+++ Records shown +++
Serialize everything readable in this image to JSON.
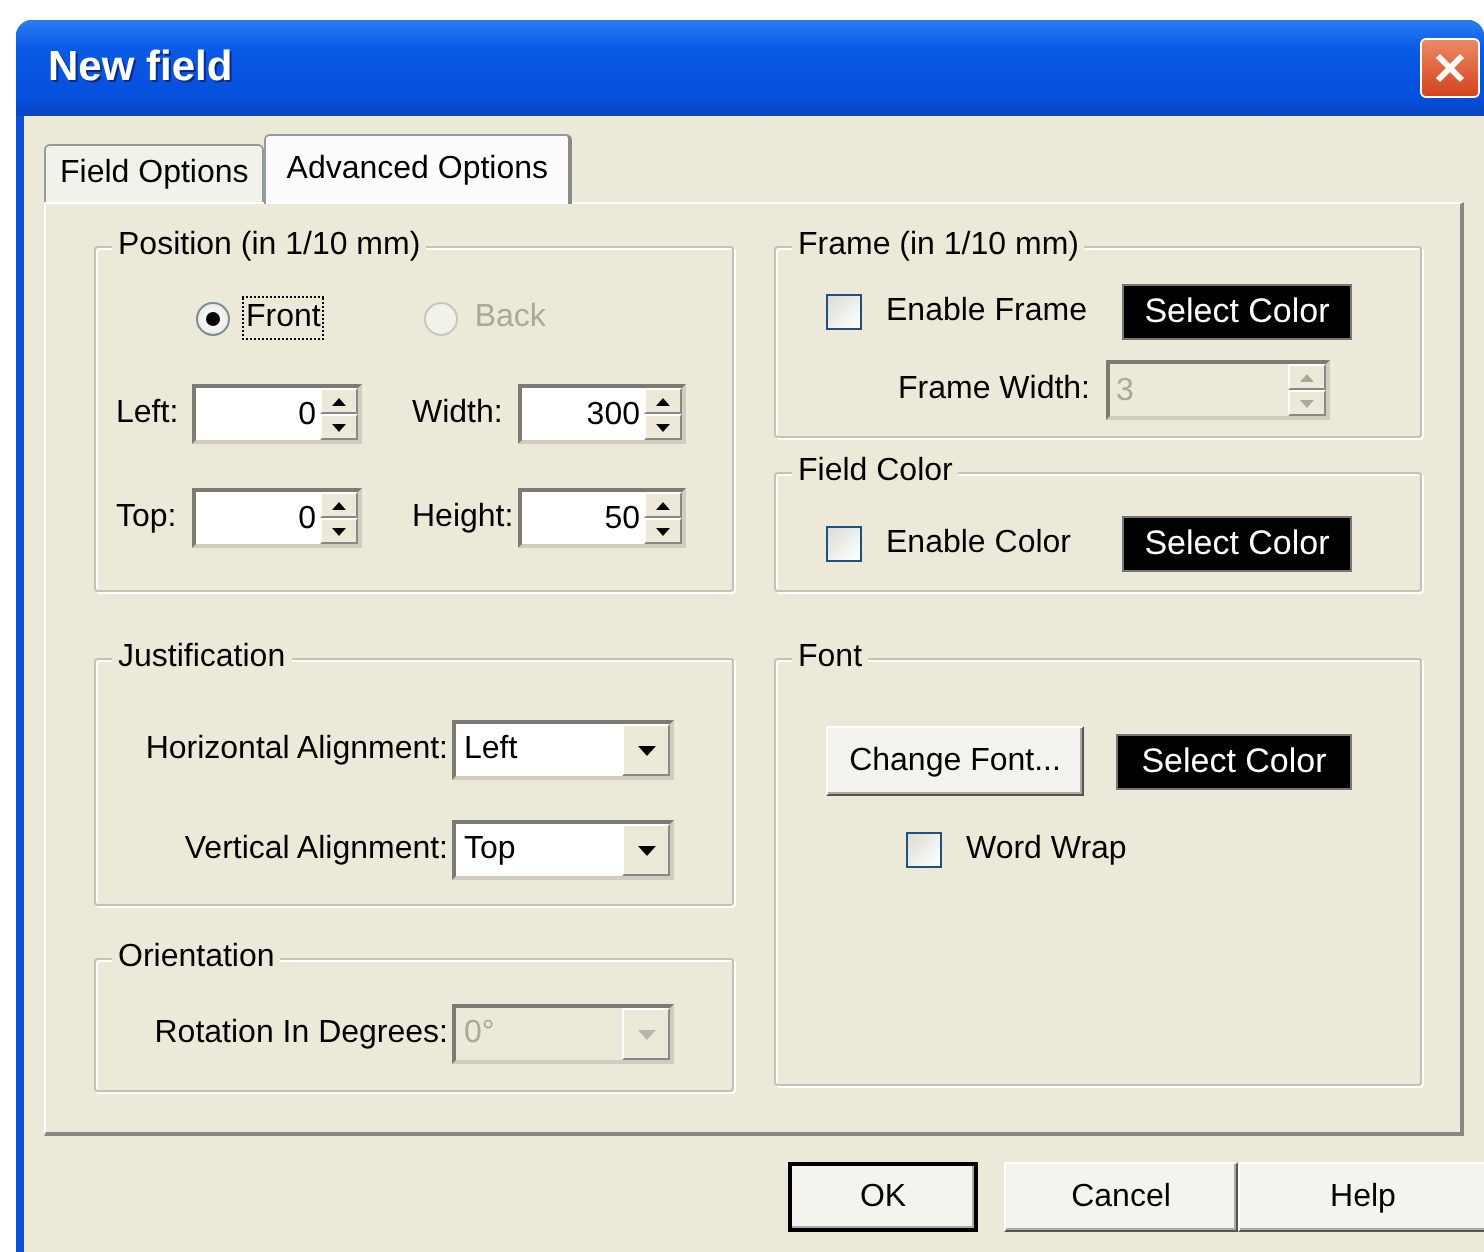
{
  "window": {
    "title": "New field"
  },
  "tabs": [
    {
      "label": "Field Options",
      "selected": false
    },
    {
      "label": "Advanced Options",
      "selected": true
    }
  ],
  "position": {
    "title": "Position (in 1/10 mm)",
    "radios": [
      {
        "label": "Front",
        "selected": true,
        "disabled": false,
        "focused": true
      },
      {
        "label": "Back",
        "selected": false,
        "disabled": true,
        "focused": false
      }
    ],
    "fields": [
      {
        "label": "Left:",
        "value": "0"
      },
      {
        "label": "Width:",
        "value": "300"
      },
      {
        "label": "Top:",
        "value": "0"
      },
      {
        "label": "Height:",
        "value": "50"
      }
    ]
  },
  "justification": {
    "title": "Justification",
    "dropdowns": [
      {
        "label": "Horizontal Alignment:",
        "value": "Left"
      },
      {
        "label": "Vertical Alignment:",
        "value": "Top"
      }
    ]
  },
  "orientation": {
    "title": "Orientation",
    "dropdown": {
      "label": "Rotation In Degrees:",
      "value": "0°",
      "disabled": true
    }
  },
  "frame": {
    "title": "Frame (in 1/10 mm)",
    "checkbox": {
      "label": "Enable Frame",
      "checked": false
    },
    "color_button": "Select Color",
    "width_field": {
      "label": "Frame Width:",
      "value": "3",
      "disabled": true
    }
  },
  "field_color": {
    "title": "Field Color",
    "checkbox": {
      "label": "Enable Color",
      "checked": false
    },
    "color_button": "Select Color"
  },
  "font": {
    "title": "Font",
    "change_font_button": "Change Font...",
    "color_button": "Select Color",
    "checkbox": {
      "label": "Word Wrap",
      "checked": false
    }
  },
  "buttons": [
    {
      "label": "OK",
      "default": true
    },
    {
      "label": "Cancel",
      "default": false
    },
    {
      "label": "Help",
      "default": false
    }
  ]
}
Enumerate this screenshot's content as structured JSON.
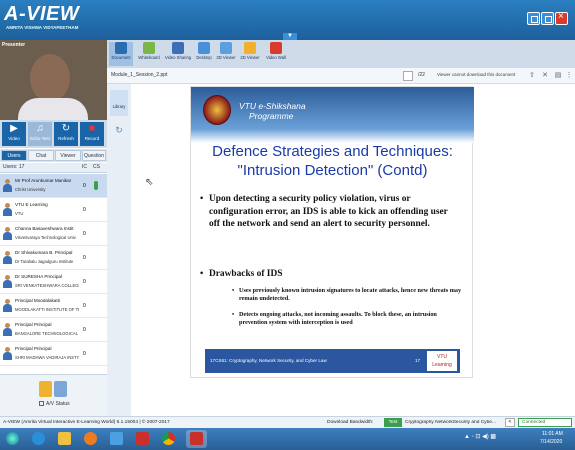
{
  "app": {
    "logo": "A-VIEW",
    "logo_sub": "AMRITA VISHWA VIDYAPEETHAM",
    "collapse_glyph": "▼"
  },
  "presenter": {
    "label": "Presenter"
  },
  "controls": {
    "video": "Video",
    "echo": "Echo Test",
    "refresh": "Refresh",
    "record": "Record"
  },
  "tabs": {
    "users": "Users",
    "chat": "Chat",
    "viewer": "Viewer",
    "question": "Question"
  },
  "users_panel": {
    "count_label": "Users: 17",
    "col_ic": "IC",
    "col_cs": "CS",
    "users": [
      {
        "name": "Mr Prof Arunkumar Manikar",
        "org": "Christ University",
        "ic": "0"
      },
      {
        "name": "VTU E Learning",
        "org": "VTU",
        "ic": "0"
      },
      {
        "name": "Channa Basaveshwara Instit",
        "org": "Visvesvaraya Technological Univ",
        "ic": "0"
      },
      {
        "name": "Dr Shivakumara B. Principal",
        "org": "Dr Tarabalu Jagadguru Institute",
        "ic": "0"
      },
      {
        "name": "Dr SURESHA Principal",
        "org": "SRI VENKATESHWARA COLLEGE",
        "ic": "0"
      },
      {
        "name": "Principal Moodalakatti",
        "org": "MOODLAKATTI INSTITUTE OF TE",
        "ic": "0"
      },
      {
        "name": "Principal Principal",
        "org": "BANGALORE TECHNOLOGICAL I",
        "ic": "0"
      },
      {
        "name": "Principal Principal",
        "org": "SHRI MADHWA VADIRAJA INSTITUTE",
        "ic": "0"
      }
    ],
    "av_status": "A/V Status"
  },
  "doc_toolbar": {
    "document": "Document",
    "whiteboard": "Whiteboard",
    "video_sharing": "Video Sharing",
    "desktop": "Desktop",
    "view3d": "3D Viewer",
    "view2d": "2D Viewer",
    "video_wall": "Video Wall"
  },
  "doc_bar": {
    "file_name": "Module_1_Session_2.ppt",
    "page_indicator": "/22",
    "download_note": "Viewer cannot download this document"
  },
  "library": {
    "label": "Library"
  },
  "slide": {
    "programme_line1": "VTU e-Shikshana",
    "programme_line2": "Programme",
    "title_line1": "Defence Strategies and Techniques:",
    "title_line2": "\"Intrusion Detection\" (Contd)",
    "bullet1": "Upon detecting a security policy violation, virus or configuration error, an IDS is able to kick an offending user off the network and send an alert to security personnel.",
    "bullet2": "Drawbacks of IDS",
    "sub1": "Uses previously known intrusion signatures to locate attacks, hence new threats may remain undetected.",
    "sub2": "Detects ongoing attacks, not incoming assaults. To block these, an intrusion prevention system with interception is used",
    "footer_text": "17CS61: Cryptography, Network Security, and Cyber Law",
    "footer_num": "17",
    "footer_logo_line1": "VTU",
    "footer_logo_line2": "Learning"
  },
  "status_bar": {
    "left": "A-VIEW (Amrita Virtual Interactive E-Learning World) 6.1.15004 | © 2007-2017",
    "bandwidth_label": "Download Bandwidth:",
    "bandwidth_btn": "Test",
    "file": "Cryptography NetworkSecurity and Cybe...",
    "nav": "<",
    "connected": "Connected"
  },
  "taskbar": {
    "tray_glyphs": "▲ ◦ ⊡ ◀) ▩",
    "time": "11:01 AM",
    "date": "7/14/2020"
  },
  "colors": {
    "brand_blue": "#1a64a8",
    "title_blue": "#1a3aa8",
    "ok_green": "#3aa04a"
  }
}
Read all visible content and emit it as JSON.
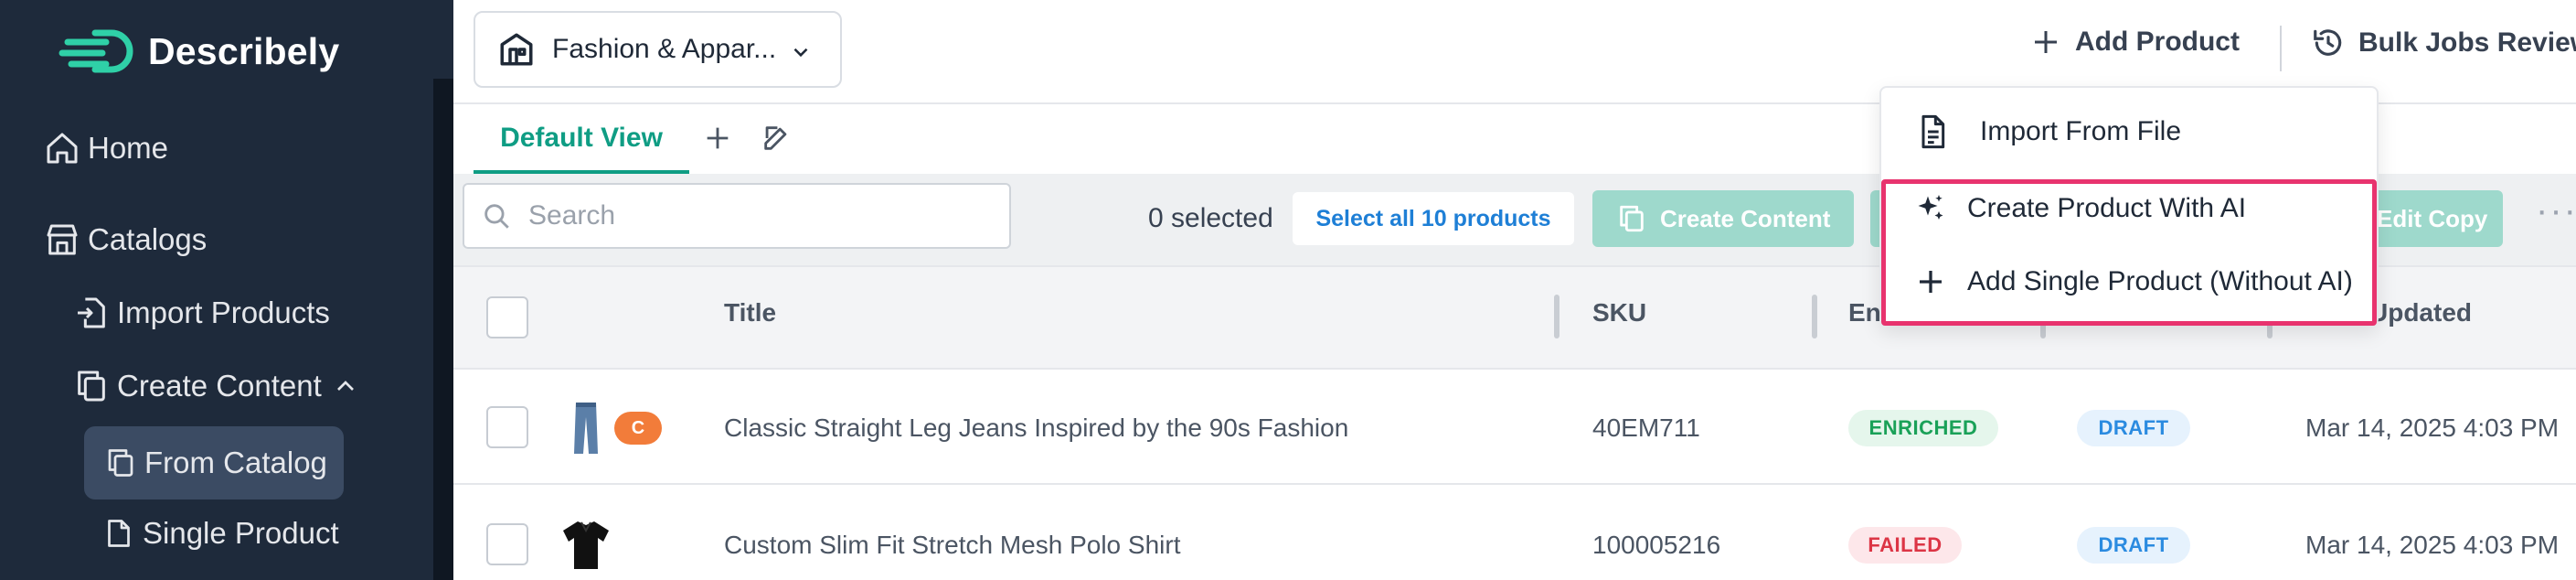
{
  "app": {
    "name": "Describely"
  },
  "sidebar": {
    "items": [
      {
        "label": "Home",
        "icon": "home-icon"
      },
      {
        "label": "Catalogs",
        "icon": "store-icon"
      },
      {
        "label": "Import Products",
        "icon": "import-icon"
      },
      {
        "label": "Create Content",
        "icon": "copy-icon",
        "expanded": true
      },
      {
        "label": "From Catalog",
        "icon": "copy-icon",
        "active": true
      },
      {
        "label": "Single Product",
        "icon": "file-icon"
      }
    ]
  },
  "header": {
    "store_selector": "Fashion & Appar...",
    "add_product": "Add Product",
    "bulk_jobs": "Bulk Jobs Review"
  },
  "tabs": {
    "active": "Default View"
  },
  "toolbar": {
    "search_placeholder": "Search",
    "selected_count": "0 selected",
    "select_all": "Select all 10 products",
    "create_content": "Create Content",
    "edit_copy": "Edit Copy"
  },
  "dropdown": {
    "items": [
      {
        "label": "Import From File",
        "icon": "file-text-icon"
      },
      {
        "label": "Create Product With AI",
        "icon": "sparkles-icon"
      },
      {
        "label": "Add Single Product (Without AI)",
        "icon": "plus-icon"
      }
    ]
  },
  "table": {
    "columns": [
      "Title",
      "SKU",
      "En",
      "Updated"
    ],
    "rows": [
      {
        "title": "Classic Straight Leg Jeans Inspired by the 90s Fashion",
        "sku": "40EM711",
        "status": "ENRICHED",
        "state": "DRAFT",
        "updated": "Mar 14, 2025 4:03 PM",
        "badge": "C"
      },
      {
        "title": "Custom Slim Fit Stretch Mesh Polo Shirt",
        "sku": "100005216",
        "status": "FAILED",
        "state": "DRAFT",
        "updated": "Mar 14, 2025 4:03 PM"
      }
    ]
  },
  "colors": {
    "sidebar_bg": "#1e2a3b",
    "accent": "#0f9d84",
    "highlight": "#e8336e"
  }
}
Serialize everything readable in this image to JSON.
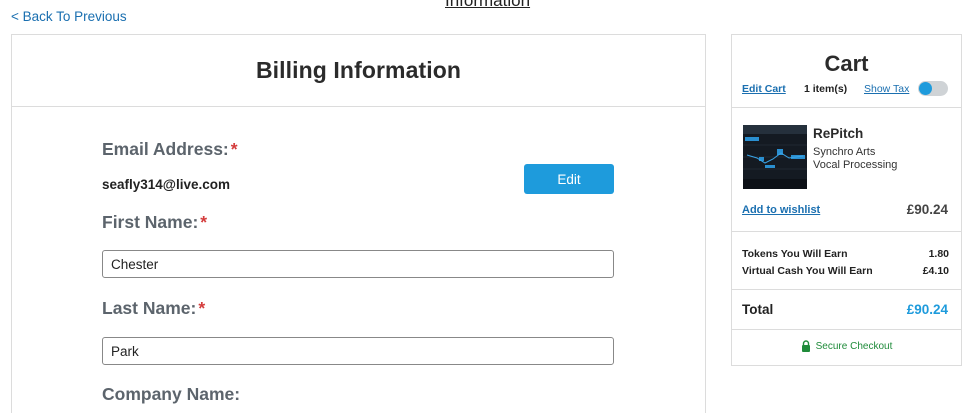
{
  "page": {
    "top_heading": "Information",
    "back_link": "< Back To Previous"
  },
  "billing": {
    "title": "Billing Information",
    "email": {
      "label": "Email Address:",
      "required": "*",
      "value": "seafly314@live.com"
    },
    "edit_button": "Edit",
    "first_name": {
      "label": "First Name:",
      "required": "*",
      "value": "Chester"
    },
    "last_name": {
      "label": "Last Name:",
      "required": "*",
      "value": "Park"
    },
    "company_name": {
      "label": "Company Name:"
    }
  },
  "cart": {
    "title": "Cart",
    "edit_cart": "Edit Cart",
    "item_count": "1 item(s)",
    "show_tax": "Show Tax",
    "show_tax_toggle": false,
    "item": {
      "name": "RePitch",
      "vendor": "Synchro Arts",
      "category": "Vocal Processing",
      "wishlist": "Add to wishlist",
      "price": "£90.24"
    },
    "earnings": [
      {
        "label": "Tokens You Will Earn",
        "value": "1.80"
      },
      {
        "label": "Virtual Cash You Will Earn",
        "value": "£4.10"
      }
    ],
    "total_label": "Total",
    "total_value": "£90.24",
    "secure_checkout": "Secure Checkout"
  },
  "colors": {
    "accent": "#1e9bdc",
    "link": "#1a6fb0",
    "required": "#d43c3c",
    "secure": "#1f8b3a"
  }
}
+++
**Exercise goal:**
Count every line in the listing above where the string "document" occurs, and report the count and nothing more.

**Solution for this problem:**
2